What the task requires >>
An exact copy of the listing below is required, minus its pictures.

──────────

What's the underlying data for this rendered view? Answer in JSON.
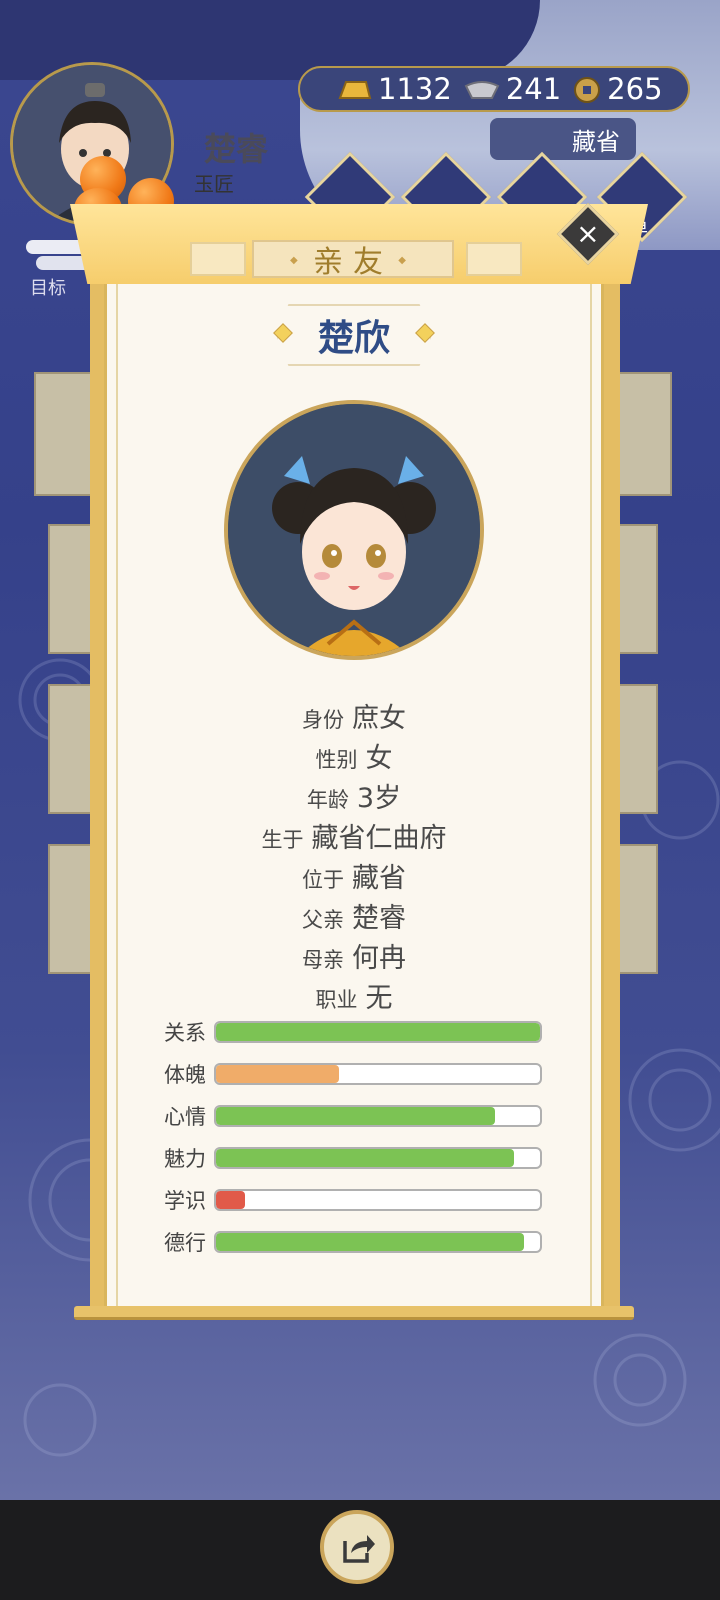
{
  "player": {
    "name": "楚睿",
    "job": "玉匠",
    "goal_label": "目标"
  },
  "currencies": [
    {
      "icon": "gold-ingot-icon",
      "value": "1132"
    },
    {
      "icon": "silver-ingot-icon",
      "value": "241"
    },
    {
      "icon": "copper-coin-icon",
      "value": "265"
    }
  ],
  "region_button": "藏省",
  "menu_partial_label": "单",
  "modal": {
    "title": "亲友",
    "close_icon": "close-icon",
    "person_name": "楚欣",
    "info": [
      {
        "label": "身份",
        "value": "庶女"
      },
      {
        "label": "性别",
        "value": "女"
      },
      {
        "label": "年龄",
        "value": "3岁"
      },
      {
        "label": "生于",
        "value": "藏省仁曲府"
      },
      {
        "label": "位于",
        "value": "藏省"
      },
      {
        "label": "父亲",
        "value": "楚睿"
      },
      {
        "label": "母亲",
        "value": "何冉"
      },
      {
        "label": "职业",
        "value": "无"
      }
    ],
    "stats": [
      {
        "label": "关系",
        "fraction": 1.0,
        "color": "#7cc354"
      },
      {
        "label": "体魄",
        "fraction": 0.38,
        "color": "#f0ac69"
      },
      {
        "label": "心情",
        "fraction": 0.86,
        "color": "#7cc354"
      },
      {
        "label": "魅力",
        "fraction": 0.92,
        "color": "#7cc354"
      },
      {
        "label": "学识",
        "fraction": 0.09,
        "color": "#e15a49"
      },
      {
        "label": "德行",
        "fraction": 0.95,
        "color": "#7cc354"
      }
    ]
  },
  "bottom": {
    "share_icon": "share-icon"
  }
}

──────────

Result for this exercise >>
What's the underlying data for this rendered view? Answer in JSON.
{
  "player": {
    "name": "楚睿",
    "job": "玉匠",
    "goal_label": "目标"
  },
  "currencies": [
    {
      "icon": "gold-ingot-icon",
      "value": "1132"
    },
    {
      "icon": "silver-ingot-icon",
      "value": "241"
    },
    {
      "icon": "copper-coin-icon",
      "value": "265"
    }
  ],
  "region_button": "藏省",
  "menu_partial_label": "单",
  "modal": {
    "title": "亲友",
    "close_icon": "close-icon",
    "person_name": "楚欣",
    "info": [
      {
        "label": "身份",
        "value": "庶女"
      },
      {
        "label": "性别",
        "value": "女"
      },
      {
        "label": "年龄",
        "value": "3岁"
      },
      {
        "label": "生于",
        "value": "藏省仁曲府"
      },
      {
        "label": "位于",
        "value": "藏省"
      },
      {
        "label": "父亲",
        "value": "楚睿"
      },
      {
        "label": "母亲",
        "value": "何冉"
      },
      {
        "label": "职业",
        "value": "无"
      }
    ],
    "stats": [
      {
        "label": "关系",
        "fraction": 1.0,
        "color": "#7cc354"
      },
      {
        "label": "体魄",
        "fraction": 0.38,
        "color": "#f0ac69"
      },
      {
        "label": "心情",
        "fraction": 0.86,
        "color": "#7cc354"
      },
      {
        "label": "魅力",
        "fraction": 0.92,
        "color": "#7cc354"
      },
      {
        "label": "学识",
        "fraction": 0.09,
        "color": "#e15a49"
      },
      {
        "label": "德行",
        "fraction": 0.95,
        "color": "#7cc354"
      }
    ]
  },
  "bottom": {
    "share_icon": "share-icon"
  }
}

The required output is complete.